Ultimately, the role will be defined differently at every company, and by every CEO. But board members, recruiters, and consultants say there are some common themes among those CFOs who are truly strategic business partners and those who are not. How can you get into that first camp? Consider the following:
Strategic CFOs delegate. There is no shortage of finance-related activities to chase, what with the ambitious slate of projects at the Financial Accounting Standards Board (IFRS anyone?) and the increasing challenges of obtaining credit. For any hope of having the bandwidth to consider the big picture, CFOs must first hire or train others who are strong enough to handle their roles with a minimum of intervention.
“The single most differentiated attribute of performance leaders is that they spend significantly less time with finance,” giving their staff members more decision-making power than average, says Levin Somaya, senior director with the Corporate Executive Board’s finance practice. And while nearly everyone delegates things like accounting, compliance, and governance, this group also delegates some nontraditional areas, including strategic planning, resource allocation, and capital-structure management.
“While many CFOs are reticent to take their hands off of certain critical tasks, this finding reinforces how crucial it is that they make time to develop a senior team that in turn frees its time for companywide leadership tasks,” says Somaya. The one activity they hold closely, though, is operational reviews, so they can stay closely connected to the business itself. (See “The Next Stage,” CFO, March.)
Strategic CFOs start with the business, then move toward the numbers. It’s not so much what you do, some say, it’s the context you put it in. Some CFOs might look into improving working capital because it’s simply part of the finance function, a box they should check, says Chris Click, principal with Booz & Co., who is currently working with a company on reformulating its CFO role to be broader. Strategic CFOs, though, will get to working capital from a different angle.
“If you’re preparing monthly reports for the business units, walk down to the business leader and say, ‘Hey, as I looked at your results, I was thinking maybe there’s a way to drive down working capital to fund the build-out of the customer-service network in the Middle East,’” or some other desirable project, says Click. This is strategic in two ways: not only does the CFO get kudos for helping, but this approach may also motivate the business unit to work harder on an otherwise uninspiring task.
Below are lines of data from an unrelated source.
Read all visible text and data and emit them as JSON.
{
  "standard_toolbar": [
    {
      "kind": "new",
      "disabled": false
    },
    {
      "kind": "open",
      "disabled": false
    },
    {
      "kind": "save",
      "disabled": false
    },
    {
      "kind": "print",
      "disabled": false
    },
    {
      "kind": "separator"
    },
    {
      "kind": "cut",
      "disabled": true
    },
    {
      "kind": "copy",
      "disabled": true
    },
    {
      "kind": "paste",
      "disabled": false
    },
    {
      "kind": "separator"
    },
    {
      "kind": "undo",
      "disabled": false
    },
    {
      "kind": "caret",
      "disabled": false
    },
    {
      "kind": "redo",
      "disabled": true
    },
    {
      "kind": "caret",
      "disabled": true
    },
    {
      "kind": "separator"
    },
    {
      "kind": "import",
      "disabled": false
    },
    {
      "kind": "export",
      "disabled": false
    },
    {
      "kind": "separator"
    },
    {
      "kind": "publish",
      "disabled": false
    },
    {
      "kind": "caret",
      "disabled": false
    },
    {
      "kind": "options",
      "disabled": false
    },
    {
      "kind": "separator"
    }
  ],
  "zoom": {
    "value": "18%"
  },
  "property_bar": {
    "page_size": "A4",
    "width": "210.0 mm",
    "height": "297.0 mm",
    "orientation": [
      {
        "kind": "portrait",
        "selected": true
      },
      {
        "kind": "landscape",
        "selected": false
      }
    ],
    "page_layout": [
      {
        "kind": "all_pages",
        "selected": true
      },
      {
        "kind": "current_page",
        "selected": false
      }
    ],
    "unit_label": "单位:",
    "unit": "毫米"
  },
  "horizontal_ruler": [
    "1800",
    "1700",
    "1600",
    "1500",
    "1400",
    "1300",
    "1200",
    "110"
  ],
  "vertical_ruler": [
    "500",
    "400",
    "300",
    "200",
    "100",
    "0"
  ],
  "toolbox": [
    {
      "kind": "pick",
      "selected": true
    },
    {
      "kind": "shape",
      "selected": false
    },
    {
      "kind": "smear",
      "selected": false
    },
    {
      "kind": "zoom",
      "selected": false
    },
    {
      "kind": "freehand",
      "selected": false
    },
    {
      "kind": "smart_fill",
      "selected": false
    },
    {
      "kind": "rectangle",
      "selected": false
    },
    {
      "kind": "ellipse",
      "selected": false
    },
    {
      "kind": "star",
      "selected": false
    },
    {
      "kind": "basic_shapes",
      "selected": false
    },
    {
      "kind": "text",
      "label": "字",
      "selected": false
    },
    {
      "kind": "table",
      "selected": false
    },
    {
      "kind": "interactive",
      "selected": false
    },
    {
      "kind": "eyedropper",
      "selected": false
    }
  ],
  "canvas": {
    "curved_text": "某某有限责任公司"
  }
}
And addressing the issue face-to-face, versus by phone or e-mail, also wins points.
It goes without saying that such CFOs have strong relationships with various people in the businesses. Eileen Kamerick, for instance, CFO at Tecta America and on the board of two public companies, says she regularly picks up the phone to check in with her company’s business-unit leaders. One recent example: she polled them on how changes in revenue-recognition practices could affect their businesses. “I wanted to know if it would create more paperwork or less, and if there is a way we can structure it so that it’s the least amount of trouble possible,” says Kamerick.